Even as it was allocating nearly $90,000 Tuesday, council was presented with a total of $60,000 from Republic Services, LLC which owns and operates the Union County Landfill in Cross Keys.

Republic Services, LLC Division Manager Tony Davies presented the county with a check for $40,000 and one for $20,000 during Tuesday’s meeting.

The funds are part of the host agreement the county entered into with Republic in 2016 in which the company agreed to give the county $40,000 a year for the next five years to fund litter control and $20,000 a year for the next five years to support upgrades and programming at the Spartanburg Community College — Union Campus.

The checks Davies presented at Tuesday’s meeting are the third installments on that part of the host agreement with the county.

The agreement will last for the life of the landfill which is estimated to be 70 years or more and during that time Republic will pay the county host fees of approximately $1.5 million a year. This is expected to generate more than $100 million in revenue for the county over the life of the landfill.

In addition, Republic will continue to accept waste from the county and its constituent municipalities at no charge to the county or the municipalities.

Project TRP

In other business, council voted unanimously to approve first reading of an ordinance authorizing a fee-in-lieu-of-taxes agreement between the county and Project TRP.

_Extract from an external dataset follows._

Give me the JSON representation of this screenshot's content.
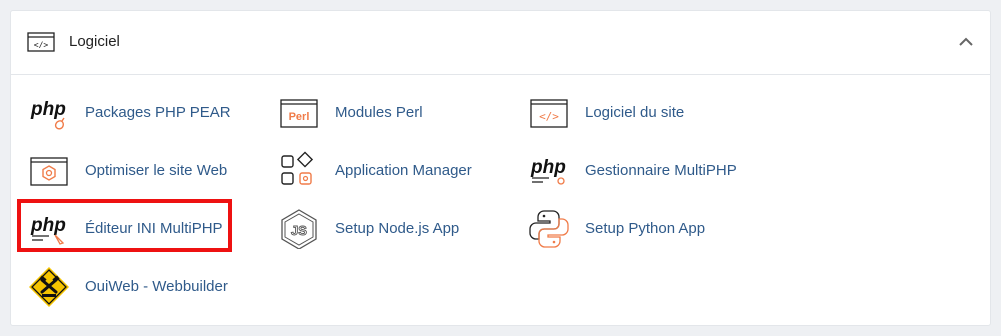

The ordinance states that under the agreement the county will “accept certain negotiated fees in lieu of ad valorem taxes and provide certain special source revenue credits with respect to the establishment and/or expansion of certain facilities in the county” and provide “certain other development incentives” to the project.

Project TRP could be a code name for a new industry or the expansion of an existing industry. It is a common practice in economic development when agreements are being negotiated between a public entity like the county and a private entity like a business or industry, for the former to assign the latter a code name. The code name remains in place until the process is completed when the identity of the private entity is announced.

When asked about the identity of Project TRP, Hart declined to reveal it, saying only that “it is additional investment in Union County so we’re excited about it.”

2018-2019 Budget

Council also voted unanimously to approve first reading by title only of the 2018-2019 budget ordinance.

‘Project TRP’ gets first approval

By Charles Warner


Charles Warner can be reached at 864-762-4090.